Try it:
Each line of the records needs to come back exactly as written.

Input data:
◆ ◆ ◆ ◆ ◆

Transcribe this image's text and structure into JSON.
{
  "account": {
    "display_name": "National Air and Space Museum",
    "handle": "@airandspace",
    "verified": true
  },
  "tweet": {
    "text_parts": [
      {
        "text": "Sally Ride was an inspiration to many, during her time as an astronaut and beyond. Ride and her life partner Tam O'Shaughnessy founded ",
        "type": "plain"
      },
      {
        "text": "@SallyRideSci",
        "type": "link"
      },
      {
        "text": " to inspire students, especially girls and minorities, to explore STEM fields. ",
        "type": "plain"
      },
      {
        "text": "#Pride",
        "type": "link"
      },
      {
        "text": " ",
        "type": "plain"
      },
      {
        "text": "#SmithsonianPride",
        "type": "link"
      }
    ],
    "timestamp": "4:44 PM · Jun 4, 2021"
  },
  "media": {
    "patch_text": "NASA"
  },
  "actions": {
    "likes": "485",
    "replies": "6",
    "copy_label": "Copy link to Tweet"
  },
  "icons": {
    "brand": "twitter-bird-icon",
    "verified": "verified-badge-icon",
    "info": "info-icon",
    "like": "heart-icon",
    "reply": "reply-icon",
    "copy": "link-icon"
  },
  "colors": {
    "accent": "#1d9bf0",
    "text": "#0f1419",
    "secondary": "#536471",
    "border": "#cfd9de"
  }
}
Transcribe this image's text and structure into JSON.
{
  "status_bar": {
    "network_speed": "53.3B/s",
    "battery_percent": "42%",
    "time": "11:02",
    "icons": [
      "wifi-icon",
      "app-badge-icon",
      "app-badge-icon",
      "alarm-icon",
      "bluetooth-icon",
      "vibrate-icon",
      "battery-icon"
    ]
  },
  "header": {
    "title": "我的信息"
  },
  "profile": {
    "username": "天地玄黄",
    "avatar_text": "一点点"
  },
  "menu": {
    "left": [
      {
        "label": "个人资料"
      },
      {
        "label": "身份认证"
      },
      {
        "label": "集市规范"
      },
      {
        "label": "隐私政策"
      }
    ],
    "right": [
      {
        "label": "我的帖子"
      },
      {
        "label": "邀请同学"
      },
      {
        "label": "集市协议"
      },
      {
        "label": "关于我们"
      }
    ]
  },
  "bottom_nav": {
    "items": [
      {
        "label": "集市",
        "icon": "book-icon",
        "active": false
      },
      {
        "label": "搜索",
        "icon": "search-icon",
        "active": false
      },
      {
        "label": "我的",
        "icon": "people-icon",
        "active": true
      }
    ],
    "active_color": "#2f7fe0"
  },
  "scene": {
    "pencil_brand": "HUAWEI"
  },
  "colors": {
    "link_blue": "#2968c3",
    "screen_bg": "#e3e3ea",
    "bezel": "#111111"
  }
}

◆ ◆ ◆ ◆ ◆

Finished exercise:
Transcribe this image's text and structure into JSON.
{
  "account": {
    "display_name": "National Air and Space Museum",
    "handle": "@airandspace",
    "verified": true
  },
  "tweet": {
    "text_parts": [
      {
        "text": "Sally Ride was an inspiration to many, during her time as an astronaut and beyond. Ride and her life partner Tam O'Shaughnessy founded ",
        "type": "plain"
      },
      {
        "text": "@SallyRideSci",
        "type": "link"
      },
      {
        "text": " to inspire students, especially girls and minorities, to explore STEM fields. ",
        "type": "plain"
      },
      {
        "text": "#Pride",
        "type": "link"
      },
      {
        "text": " ",
        "type": "plain"
      },
      {
        "text": "#SmithsonianPride",
        "type": "link"
      }
    ],
    "timestamp": "4:44 PM · Jun 4, 2021"
  },
  "media": {
    "patch_text": "NASA"
  },
  "actions": {
    "likes": "485",
    "replies": "6",
    "copy_label": "Copy link to Tweet"
  },
  "icons": {
    "brand": "twitter-bird-icon",
    "verified": "verified-badge-icon",
    "info": "info-icon",
    "like": "heart-icon",
    "reply": "reply-icon",
    "copy": "link-icon"
  },
  "colors": {
    "accent": "#1d9bf0",
    "text": "#0f1419",
    "secondary": "#536471",
    "border": "#cfd9de"
  }
}
Transcribe this image's text and structure into JSON.
{
  "status_bar": {
    "network_speed": "53.3B/s",
    "battery_percent": "42%",
    "time": "11:02",
    "icons": [
      "wifi-icon",
      "app-badge-icon",
      "app-badge-icon",
      "alarm-icon",
      "bluetooth-icon",
      "vibrate-icon",
      "battery-icon"
    ]
  },
  "header": {
    "title": "我的信息"
  },
  "profile": {
    "username": "天地玄黄",
    "avatar_text": "一点点"
  },
  "menu": {
    "left": [
      {
        "label": "个人资料"
      },
      {
        "label": "身份认证"
      },
      {
        "label": "集市规范"
      },
      {
        "label": "隐私政策"
      }
    ],
    "right": [
      {
        "label": "我的帖子"
      },
      {
        "label": "邀请同学"
      },
      {
        "label": "集市协议"
      },
      {
        "label": "关于我们"
      }
    ]
  },
  "bottom_nav": {
    "items": [
      {
        "label": "集市",
        "icon": "book-icon",
        "active": false
      },
      {
        "label": "搜索",
        "icon": "search-icon",
        "active": false
      },
      {
        "label": "我的",
        "icon": "people-icon",
        "active": true
      }
    ],
    "active_color": "#2f7fe0"
  },
  "scene": {
    "pencil_brand": "HUAWEI"
  },
  "colors": {
    "link_blue": "#2968c3",
    "screen_bg": "#e3e3ea",
    "bezel": "#111111"
  }
}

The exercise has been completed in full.